[Component data from apps and pages]
::::
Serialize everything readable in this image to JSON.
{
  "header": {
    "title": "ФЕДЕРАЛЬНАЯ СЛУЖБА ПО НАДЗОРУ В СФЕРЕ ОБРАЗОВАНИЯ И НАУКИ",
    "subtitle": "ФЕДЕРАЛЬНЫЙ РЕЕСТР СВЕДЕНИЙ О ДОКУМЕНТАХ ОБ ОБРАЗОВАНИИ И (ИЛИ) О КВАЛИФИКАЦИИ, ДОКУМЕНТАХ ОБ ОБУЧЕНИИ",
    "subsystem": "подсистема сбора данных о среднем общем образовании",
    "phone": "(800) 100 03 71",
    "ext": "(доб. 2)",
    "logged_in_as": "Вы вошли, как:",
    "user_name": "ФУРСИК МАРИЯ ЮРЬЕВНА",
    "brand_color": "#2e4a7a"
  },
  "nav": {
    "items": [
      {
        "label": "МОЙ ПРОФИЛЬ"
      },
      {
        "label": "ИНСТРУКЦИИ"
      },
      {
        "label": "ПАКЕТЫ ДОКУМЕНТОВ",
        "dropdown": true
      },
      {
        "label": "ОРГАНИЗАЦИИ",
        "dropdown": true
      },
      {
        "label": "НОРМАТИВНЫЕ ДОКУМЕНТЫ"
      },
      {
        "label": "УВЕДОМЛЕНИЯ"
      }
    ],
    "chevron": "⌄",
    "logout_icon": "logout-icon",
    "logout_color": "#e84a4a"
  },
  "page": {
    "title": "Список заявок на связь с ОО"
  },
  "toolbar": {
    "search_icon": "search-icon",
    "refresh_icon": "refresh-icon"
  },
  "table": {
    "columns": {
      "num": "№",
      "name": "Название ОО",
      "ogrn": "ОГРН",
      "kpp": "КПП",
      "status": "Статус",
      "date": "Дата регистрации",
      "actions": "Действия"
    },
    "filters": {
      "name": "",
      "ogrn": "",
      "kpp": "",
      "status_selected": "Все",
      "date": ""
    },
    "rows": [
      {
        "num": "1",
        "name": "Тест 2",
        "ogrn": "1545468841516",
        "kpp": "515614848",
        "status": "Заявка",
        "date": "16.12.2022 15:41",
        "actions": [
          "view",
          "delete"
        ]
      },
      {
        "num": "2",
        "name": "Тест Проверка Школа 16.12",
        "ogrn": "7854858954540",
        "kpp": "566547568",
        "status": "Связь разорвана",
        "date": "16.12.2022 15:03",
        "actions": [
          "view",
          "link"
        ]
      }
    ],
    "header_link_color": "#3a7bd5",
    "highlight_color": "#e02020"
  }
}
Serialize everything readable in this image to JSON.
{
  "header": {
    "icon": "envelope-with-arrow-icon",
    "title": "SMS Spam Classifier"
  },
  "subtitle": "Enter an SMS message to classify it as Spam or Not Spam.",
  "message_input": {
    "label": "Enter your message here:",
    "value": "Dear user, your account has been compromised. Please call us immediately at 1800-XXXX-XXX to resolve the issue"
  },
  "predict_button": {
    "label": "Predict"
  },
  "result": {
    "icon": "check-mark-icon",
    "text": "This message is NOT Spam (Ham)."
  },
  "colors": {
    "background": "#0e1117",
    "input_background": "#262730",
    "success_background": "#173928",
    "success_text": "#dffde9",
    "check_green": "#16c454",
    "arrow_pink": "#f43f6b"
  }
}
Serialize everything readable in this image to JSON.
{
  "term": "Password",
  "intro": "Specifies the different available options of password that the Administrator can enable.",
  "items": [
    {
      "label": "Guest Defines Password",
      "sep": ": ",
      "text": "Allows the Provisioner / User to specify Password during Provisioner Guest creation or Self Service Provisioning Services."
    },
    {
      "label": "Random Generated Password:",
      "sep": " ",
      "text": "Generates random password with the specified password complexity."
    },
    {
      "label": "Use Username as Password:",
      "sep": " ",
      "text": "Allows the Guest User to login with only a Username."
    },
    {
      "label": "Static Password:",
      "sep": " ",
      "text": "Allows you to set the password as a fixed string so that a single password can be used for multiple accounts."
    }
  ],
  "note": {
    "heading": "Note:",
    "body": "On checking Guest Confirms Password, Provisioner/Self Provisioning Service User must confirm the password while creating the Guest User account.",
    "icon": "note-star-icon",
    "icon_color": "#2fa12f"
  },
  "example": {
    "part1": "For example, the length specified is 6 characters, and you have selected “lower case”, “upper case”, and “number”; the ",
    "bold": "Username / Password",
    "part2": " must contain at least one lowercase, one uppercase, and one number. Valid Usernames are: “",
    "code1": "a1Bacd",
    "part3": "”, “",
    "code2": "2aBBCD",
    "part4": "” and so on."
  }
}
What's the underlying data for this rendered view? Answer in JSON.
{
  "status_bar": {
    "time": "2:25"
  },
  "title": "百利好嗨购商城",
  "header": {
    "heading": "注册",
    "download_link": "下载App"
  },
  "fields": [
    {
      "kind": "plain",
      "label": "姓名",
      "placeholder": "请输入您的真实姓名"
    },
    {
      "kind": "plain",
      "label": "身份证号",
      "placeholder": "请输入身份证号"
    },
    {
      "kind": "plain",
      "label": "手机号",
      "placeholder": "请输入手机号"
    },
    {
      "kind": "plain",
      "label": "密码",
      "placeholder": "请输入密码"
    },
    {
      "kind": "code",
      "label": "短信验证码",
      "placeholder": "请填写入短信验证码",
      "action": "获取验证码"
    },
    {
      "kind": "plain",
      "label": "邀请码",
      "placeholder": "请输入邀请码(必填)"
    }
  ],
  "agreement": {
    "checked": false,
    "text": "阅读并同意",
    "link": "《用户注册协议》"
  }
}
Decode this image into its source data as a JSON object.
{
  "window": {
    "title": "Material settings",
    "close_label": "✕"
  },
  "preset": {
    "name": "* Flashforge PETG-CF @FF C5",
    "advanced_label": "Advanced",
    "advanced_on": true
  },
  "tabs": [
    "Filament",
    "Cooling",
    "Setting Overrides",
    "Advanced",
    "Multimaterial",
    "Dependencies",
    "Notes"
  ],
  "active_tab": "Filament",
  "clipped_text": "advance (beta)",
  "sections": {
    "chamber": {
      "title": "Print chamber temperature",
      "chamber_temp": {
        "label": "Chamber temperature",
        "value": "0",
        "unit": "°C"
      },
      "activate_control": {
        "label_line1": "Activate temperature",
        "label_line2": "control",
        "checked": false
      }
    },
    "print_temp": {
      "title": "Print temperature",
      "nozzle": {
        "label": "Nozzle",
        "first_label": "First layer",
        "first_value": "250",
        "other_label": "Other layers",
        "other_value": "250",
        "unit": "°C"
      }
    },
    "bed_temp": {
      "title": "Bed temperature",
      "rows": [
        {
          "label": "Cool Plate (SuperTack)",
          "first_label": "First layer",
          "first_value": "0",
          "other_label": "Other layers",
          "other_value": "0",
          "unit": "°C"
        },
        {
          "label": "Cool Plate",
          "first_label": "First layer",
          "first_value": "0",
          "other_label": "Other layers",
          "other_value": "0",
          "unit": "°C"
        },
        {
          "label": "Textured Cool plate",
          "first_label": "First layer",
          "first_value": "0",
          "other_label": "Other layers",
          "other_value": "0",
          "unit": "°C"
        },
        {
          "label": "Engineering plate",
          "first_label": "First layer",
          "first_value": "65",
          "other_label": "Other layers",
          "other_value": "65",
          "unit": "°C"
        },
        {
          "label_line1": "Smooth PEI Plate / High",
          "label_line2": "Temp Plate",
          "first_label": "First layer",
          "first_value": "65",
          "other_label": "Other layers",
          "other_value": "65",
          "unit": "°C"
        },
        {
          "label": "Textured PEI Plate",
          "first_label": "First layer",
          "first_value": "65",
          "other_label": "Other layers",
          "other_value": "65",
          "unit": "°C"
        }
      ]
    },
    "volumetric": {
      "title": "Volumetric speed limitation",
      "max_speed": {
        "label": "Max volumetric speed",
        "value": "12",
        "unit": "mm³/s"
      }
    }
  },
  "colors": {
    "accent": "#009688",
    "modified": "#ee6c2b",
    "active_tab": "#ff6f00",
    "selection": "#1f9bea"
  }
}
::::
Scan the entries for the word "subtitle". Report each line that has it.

    "subtitle": "ФЕДЕРАЛЬНЫЙ РЕЕСТР СВЕДЕНИЙ О ДОКУМЕНТАХ ОБ ОБРАЗОВАНИИ И (ИЛИ) О КВАЛИФИКАЦИИ, ДОКУМЕНТАХ ОБ ОБУЧЕНИИ",
  "subtitle": "Enter an SMS message to classify it as Spam or Not Spam.",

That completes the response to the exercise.